In the last few weeks, the operator with the largest installed base of HSPA subscribers in the world announced that it was moving directly to LTE while relegating HSPA+ to the backburners -- a complete reversal of its earlier stated strategy.
Telefonica also stated that it would probably not be deploying HSPA+ in many of its markets, seemingly providing further evidence that HSPA+ will be relegated to isolated markets. Meanwhile, if rumors about various operator mergers pan out it could have important implications for the infrastructure community, not to mention the future of certain wireless technologies.

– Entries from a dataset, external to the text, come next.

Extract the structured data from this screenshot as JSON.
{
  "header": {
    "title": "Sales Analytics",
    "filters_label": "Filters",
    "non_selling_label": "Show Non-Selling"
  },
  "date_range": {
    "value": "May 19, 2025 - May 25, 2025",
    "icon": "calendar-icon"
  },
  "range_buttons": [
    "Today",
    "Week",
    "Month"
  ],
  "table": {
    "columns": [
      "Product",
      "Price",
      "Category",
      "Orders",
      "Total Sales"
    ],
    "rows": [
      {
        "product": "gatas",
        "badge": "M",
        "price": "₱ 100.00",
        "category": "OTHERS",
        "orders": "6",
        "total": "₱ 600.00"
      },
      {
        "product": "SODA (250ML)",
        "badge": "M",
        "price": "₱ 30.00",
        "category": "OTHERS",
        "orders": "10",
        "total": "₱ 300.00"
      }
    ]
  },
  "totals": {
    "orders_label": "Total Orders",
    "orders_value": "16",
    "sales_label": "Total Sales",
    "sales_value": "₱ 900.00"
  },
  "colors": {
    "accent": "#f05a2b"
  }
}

In this week's issue of Signals Ahead the publisher shed some light on why AT&T made its decision and why the strategies of AT&T and Telefonica should not be misinterpreted as the inevitable downfall of HSPA+.
By looking strictly at the spectrum holdings of the operators, they can determine which potential mergers or partnerships make sense and which operators need spectrum to fulfill their network evolution strategy.
Specifically, the report discusses the following topics:
* HSPA+ versus LTE. Given comments from Telefonica and AT&T about their views on HSPA+ it may seem like HSPA+ will be relegated to remote regions of the world. The publisher discusses why this is not necessarily the case, as well as what it means for the future of HSPA+ and LTE.
* AT&T's new strategy. The publisher shed some light on why AT&T has reprioritized LTE at the expense of HSPA+ and they demonstrate why it lacks the spectrum assets to have a successful dual-band LTE strategy.
* Operator Musical Chairs. By looking solely at the spectrum assets of the various operators, the publisher can identify which potential operator partnerships make the most sense and why. This analysis includes 14 spectrum maps and/or tables that provide the 700/1700MHz spectrum positions of each operator and or pairings of operators on a nationwide basis as well as in the top 25 markets. Ultimately, the publisher conclude that AT&T needs Spectrum Co spectrum assets and T-Mobile needs access to Clearwire spectrum. Other operators analyzed include Verizon Wireless/Vodafone, MetroPCS, Leap, and US Cellular, along with all of their respective affiliations that also own spectrum assets.
* TD-LTE and Mobile WiMAX. Operator interest in TD-LTE, including from the likes of China Mobile, Telefonica, Clearwire, Rogers Wireless could prove problematic for the future long-term success of mobile WiMAX. The publisher completely disagrees that it doesn't matter which OFDMA-based technology an operator decides to deploy.